The border town of McAllen, Texas is one the poorest towns in America, in fact according to the US Census Bureau, the palm enriched enclave of Hidalgo County has a 34% poverty rate among its residents, and yet within this Lone-Star town only a mere 8-miles from the Mexican border, the annual retail sales for luxury items is over $3 billion dollars a year. Let those two incompatible numbers sink in for a moment, and impoverished border town with a record number of poor residents, boasts dozens of plush jewelry stores and fashionable boutiques, including a new Maserati dealership, a polo club, and a number of upscale shopping malls, the ones you might find on Rodeo Drive in Beverly Hills, California.
Logic would suggest something doesn’t make sense, or does it?
Illegal immigration and drug trafficking in this little stretch of Texas real-estate just across the border from Mexico, has become a boomtown for human smugglers and drug cartels, easily laundering their illicit cash bounty, in exchange for luxury goods, such as Rolex’s and imported African diamonds, with many high-end jewelry stores looking the other way, thus becoming a vital part of the revenue stream within the illicit business of illegal immigration including the drug trade.
“It’s all about smuggling here,” said a federal law-enforcement source. “Whether it’s drugs, or people smuggling, the cartels are laundering their cash right here.”
However in order for human smugglers and the drug cartels to flourish on our side of the border, criminals need to pay off the local politicians and law enforcement. One such individual was a former Democratic county sheriff named Guadalupe “Lupe” Trevino, a charismatic character and one of the most influential and powerful lawmen within the state.
Trevino was finally brought to justice in 2014, accused and convicted of laundering drug money for the Mexican cartels. In one such transaction he took $120,000 from convicted kingpin Tomas “El Gallo” Gonzalez. Some of that cash went to his re-election campaign, prosecutors said.
In another incident Trevino allowed the owner of a trucking business who regularly traveled across the border using his business as a front to easily transport drugs without being detected.

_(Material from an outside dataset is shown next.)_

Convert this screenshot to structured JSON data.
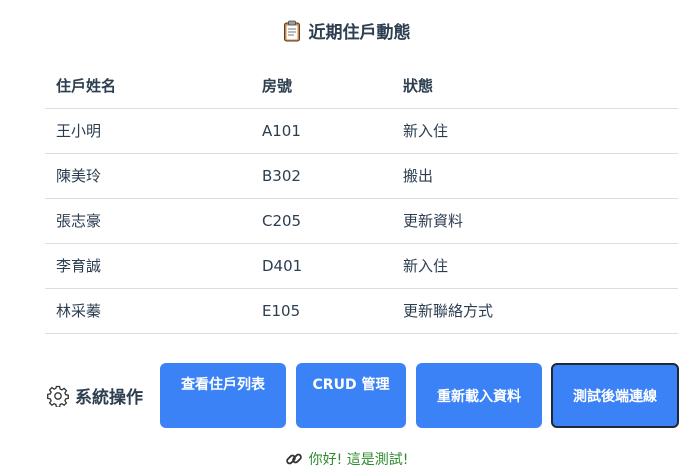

Trevino was finally caught and sentenced to just five years in federal prison and released in January.
Trevino including the entire squad under his command at the time of his arrest, had links to the Gulf Cartel, which is said to be one of the oldest criminal syndicates in Mexico, known by its Spanish-language acronym, CDG.
The cartels have also expanded their criminal empire to include the extremely lucrative business of human trafficking, forcing migrants who wish to come to America to pay thousands of dollars hoping to be smuggled across the Rio Grande Valley into the United States, and into nearby border towns like McAllen.
Rodolfo Karisch, chief patrol agent for the Rio Grande Valley Section of US Border Patrol, said in testimony to the Senate last week, “The current migration patterns have reaped huge profits for the transnational criminal organizations that use smuggling as a cash flow source.”
Once the migrants make it across the border, they’re hidden in stash houses within the border towns and forcibly detained for weeks until the smugglers can extort even more money from family members in the United Sates, threatening to either use the migrant as drug mules or if it’s a female threaten to exploit her as a sex slave, if they do not pay.
The stash houses are usually nondescript large homes nestled within middle-class neighborhoods, the smugglers usually pay cash upfront to rent the homes for up to 6-months, with a little extra cash up front to the rental agents, to simply look the other way. The homes can hold dozens of migrants indefinitely.
Typically, local teenagers are used to deliver the migrants to the stash houses earning between $250 and $300 in cash per migrant.